Clinical trials conducted in Hernando play vital role in research, approval of new drugs

Meridien Research tests drugs, many of which fit into the needs of elders.

Most clinical trials at Meridien Research require blood analyses from patient volunteers. Medical assistant/lab technician Anita Poucher records sample data  needed to coincide with any of more than a dozen trials underway. Beth N. Gray   |   Special to the Times
Most clinical trials at Meridien Research require blood analyses from patient volunteers. Medical assistant/lab technician Anita Poucher records sample data needed to coincide with any of more than a dozen trials underway.Beth N. Gray | Special to the Times
Published February 11 2016
Updated February 11 2016

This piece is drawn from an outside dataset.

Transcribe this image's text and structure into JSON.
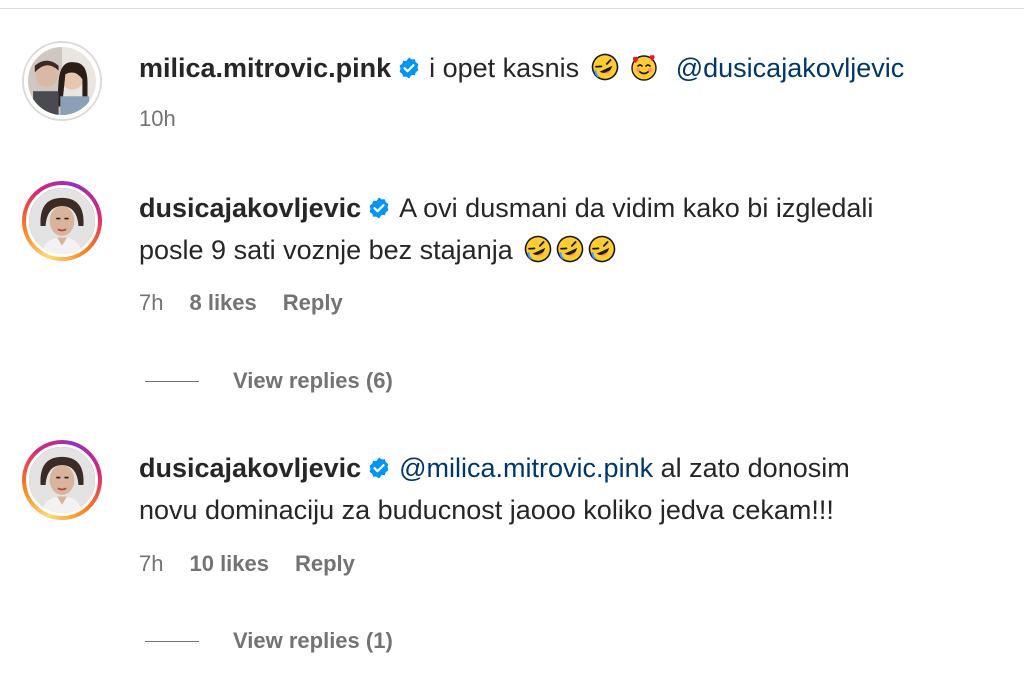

BROOKSVILLE — An opportunity to play a role in advancing medical knowledge, usually available only in university neighborhoods or bioscience parks, is firmly established right here in Hernando County.

Meridien Research, founded in 2000 and now with five Central Florida sites, draws on community volunteers — hundreds yearly from Hernando — to take part in clinical trials of medications that nationwide pharmaceutical and biotechnology firms are testing for eventual submission to the federal Food and Drug Administration's approval board.

Current trials at the site west of Brooksville are for pharmaceuticals to treat diseases of high concern nationally: Alzheimer's, arthritis, diabetes, cardiovascular risk and nine others.

Meridien CEO Tony Busa Jr., 64, explained: "For the most part, we're looking at a new drug or a comparative drug to demonstrate better efficacy versus what's on the market. It's the job of research to determine the value of a drug and its safety."

The drugs being tested already have passed Phase 1 animal testing. Phase 2 study, which Meridien performs, seeks mainly to determine safety parameters and how well the drug performs its intended function.

Meridien's clinical trials — more than 1,200, in which more than 50,000 volunteer patients have taken part — are conducted via contracts with research organizations and pharmaceutical companies, including such well-known names as Bayer, Merck, Pfizer and AstraZeneca.

The contractors pay Meridien, so study subjects receive free medications as well as free physician oversight and consultation between Meridien and the volunteer's primary care physician.

Volunteers, who might receive compensation for time and travel, ordinarily receive oral or injected medications — the real thing or a placebo — and might be required to keep a home journal of their diet, exercise, other activities, symptoms and their relief.

Trials have ranged from one day to six years, with each clinic visit an hour or two, said Brooksville facility manager Katie Leonard, a registered nurse.

Most studies require blood samples on scheduled visits. If tests such as an MRI, colonoscopy or optometry are needed, service providers in the local community are called upon, also paid by the contractor. Thus, Busa said, Meridien plays a role in the area economy beyond its own staffing.

A full-time medical doctor heads the 10-person Brooksville staff, which includes several part-time physicians plus nurses, lab technicians and medically trained study coordinators.

"Brooksville is generally receptive to requests for volunteers," Leonard said. "We get a lot of calls for our memory trials … diabetes and migraines."

"Most (volunteers) are trying to help find new treatments for their diseases," marketing director Stephanie Jones explained. "Many … have personally experienced (Alzheimer's and dementia) and what this means for themselves and their family members and are willing to do whatever it takes to prevent their children from having to experience the same thing.

"Pain disorders are also very difficult to cope with, and many come to us looking for new solutions or hoping to advance these treatments for others."

Volunteer intake begins with a phone call to Meridien and answering a few questions to see if the person qualifies for a particular trial. Among the factors determining qualification are age, gender, general health and the specific affliction.

The clinical research conducted at Meridien "plays a very important role in approval of new drugs," Busa said. "Drug discovery can't happen without volunteers."

With the country's gentrification and many diseases common in an older population, Meridien chose its Central Florida location because of its higher average age populace. "Various populations" are important to other particular trials, Busa added.

Other Meridien sites are in Tampa, St. Petersburg, Lakeland and Bradenton. Brooksville's highway access contributed to its selection as a site in 2005. The Brooksville clinic attracts volunteers, Jones said, from Citrus County, the Villages, Florida's Panhandle and as far away as Georgia.

Contact Beth Gray at